Pioneers’ Page of December 2007), which could be programmed to weave very complex patterns. Babbage was highly impressed by this work and one of his prize possessions was an extremely intricate portrait of Jacquard woven in silk, which he bought in 1840 for the equivalent of several thousand US dollars today.
Also in 1840, Babbage gave a lecture in Turin, Italy, at which notes were taken and later published in Paris by Italian Federico Luigi, Count Menabrea. Lovelace translated these into English and Babbage urged her to also publish her own thoughts.
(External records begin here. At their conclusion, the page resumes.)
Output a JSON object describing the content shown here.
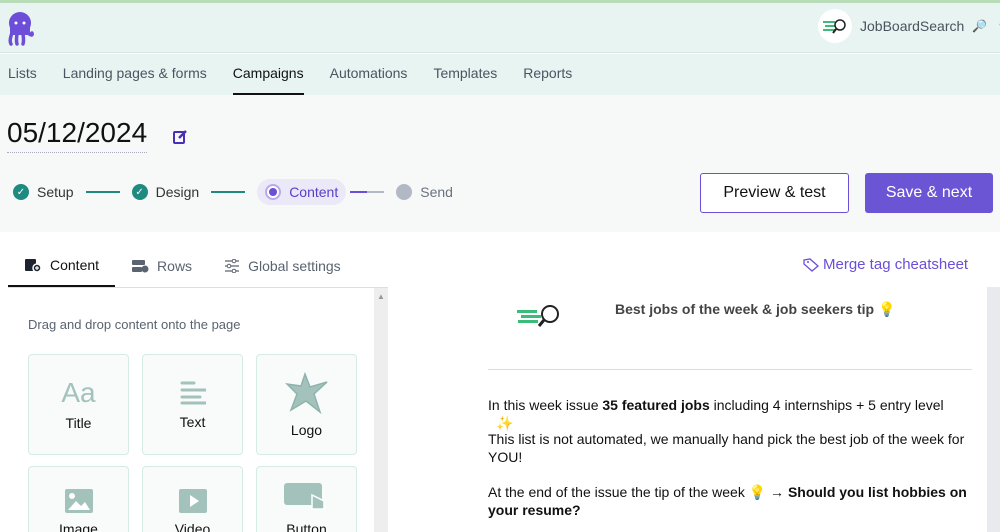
{
  "account": {
    "name": "JobBoardSearch",
    "emoji": "🔎"
  },
  "nav": [
    "Lists",
    "Landing pages & forms",
    "Campaigns",
    "Automations",
    "Templates",
    "Reports"
  ],
  "campaign": {
    "title": "05/12/2024"
  },
  "steps": [
    "Setup",
    "Design",
    "Content",
    "Send"
  ],
  "buttons": {
    "preview": "Preview & test",
    "save": "Save & next"
  },
  "tabs": [
    "Content",
    "Rows",
    "Global settings"
  ],
  "merge_link": "Merge tag cheatsheet",
  "panel": {
    "hint": "Drag and drop content onto the page",
    "blocks": [
      "Title",
      "Text",
      "Logo",
      "Image",
      "Video",
      "Button"
    ]
  },
  "email": {
    "title": "Best jobs of the week & job seekers tip 💡",
    "p1_a": "In this week issue ",
    "p1_b": "35 featured jobs",
    "p1_c": " including 4 internships + 5 entry level ",
    "p1_d": "✨",
    "p2": "This list is not automated, we manually hand pick the best job of the week for YOU!",
    "p3_a": "At the end of the issue the tip of the week 💡 → ",
    "p3_b": "Should you list hobbies on your resume?"
  }
}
Her “Sketch of the Analytical Engine”, issued in 1843, described how “we may say most aptly that the
Analytical Engine weaves algebraical patterns just as the Jacquard loom weaves flowers and leaves”.
Lovelace also explained to the world at large that “the
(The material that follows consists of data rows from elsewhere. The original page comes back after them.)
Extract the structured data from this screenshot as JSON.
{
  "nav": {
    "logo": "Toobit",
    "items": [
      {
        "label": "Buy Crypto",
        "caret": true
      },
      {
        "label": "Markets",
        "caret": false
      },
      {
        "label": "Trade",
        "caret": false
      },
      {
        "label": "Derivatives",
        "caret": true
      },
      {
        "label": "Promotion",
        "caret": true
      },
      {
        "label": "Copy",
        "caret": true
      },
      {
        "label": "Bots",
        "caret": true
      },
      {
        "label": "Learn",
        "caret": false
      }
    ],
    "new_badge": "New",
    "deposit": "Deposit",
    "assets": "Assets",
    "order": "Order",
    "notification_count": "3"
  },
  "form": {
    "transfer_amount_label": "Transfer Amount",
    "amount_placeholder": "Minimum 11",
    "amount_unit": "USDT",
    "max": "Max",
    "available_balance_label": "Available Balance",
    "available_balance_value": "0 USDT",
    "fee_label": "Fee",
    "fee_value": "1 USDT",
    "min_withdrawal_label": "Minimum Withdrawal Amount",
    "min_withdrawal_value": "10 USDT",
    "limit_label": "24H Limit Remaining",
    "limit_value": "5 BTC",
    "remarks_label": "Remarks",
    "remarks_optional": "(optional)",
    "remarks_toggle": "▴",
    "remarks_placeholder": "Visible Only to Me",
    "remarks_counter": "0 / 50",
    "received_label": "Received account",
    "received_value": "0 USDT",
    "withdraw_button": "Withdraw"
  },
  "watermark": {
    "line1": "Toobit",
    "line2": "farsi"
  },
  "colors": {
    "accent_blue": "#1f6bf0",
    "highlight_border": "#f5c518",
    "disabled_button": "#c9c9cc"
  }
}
Analytical Engine does not occupy common ground with mere calculating machines. It holds a position wholly its own… In enabling mechanism to combine together general symbols, in successions of unlimited variety and extent, a uniting link is established between the operations of matter and the abstract mental processes of the most abstract branch of mathematical science. A new, a vast and a powerful language is developed for the future use of analysis, in which to wield its truths so that these may become of more speedy and accurate practical application for the purposes of mankind”.
The first computer program
An example of how the Analytical Engine could be used was presented by Lovelace in an addendum to her essay. It was the first time ever that a computer program had been published, including such elements as subroutines and loops.
Babbage and poetry
A stickler for accuracy, Babbage once wrote to the poet Alfred, Lord Tennyson about a couplet in the poem “The Vision of Sin”:
Every minute dies a man, Every minute one is born.
“I need hardly point out to you that this calculation would tend to keep the sum total of the world’s population in a state of perpetual equipoise, whereas it is a well-known fact that the said sum total is constantly on the increase,” wrote Babbage. Pointing out that although the precise figure was 1.167, he suggested that a compromise with “the laws of metre” could be reached if Tennyson revised the next edition of his poem thus:
Every minute dies a man, And one and a sixteenth is born.
Lovelace described in detail an algorithm for generating Bernoulli numbers: a sequence of rational numbers with many mathematical applications. Babbage was clearly involved in this work, but also acknowledged Lovelace’s important role. “We discussed together the various illustrations that might be introduced (to Menabrea’s memoir)” he wrote. “I suggested several but the selection was entirely her own. So also was the algebraic working out of the different problems, except, indeed, that relating to the numbers of Bernoulli, which I had offered to do to save Lady Lovelace the trouble. This she sent back to me for an amendment, having detected a grave mistake which I had made in the process.”
A revolution delayed
Babbage’s Analytical Engine was never finished in his lifetime. He became increasingly eccentric and irascible, and lost his collaborator and publicist upon Lovelace’s early death in 1852. Had his machine been adopted, the information age might have started a century earlier than it did.
Disappointed with the lack of support for his efforts, Babbage wrote “forget this world and all its troubles and if possible its multitudinous charlatans — everything, in short, but the Enchantress of Numbers.” Was that enchantress his
Analytical Engine? Perhaps it was none other than Ada Lovelace, child of a poet, friend of Babbage and publisher of the world’s first computer program.
Question for next time
What role did a railway ticket inspector play in the history of computing?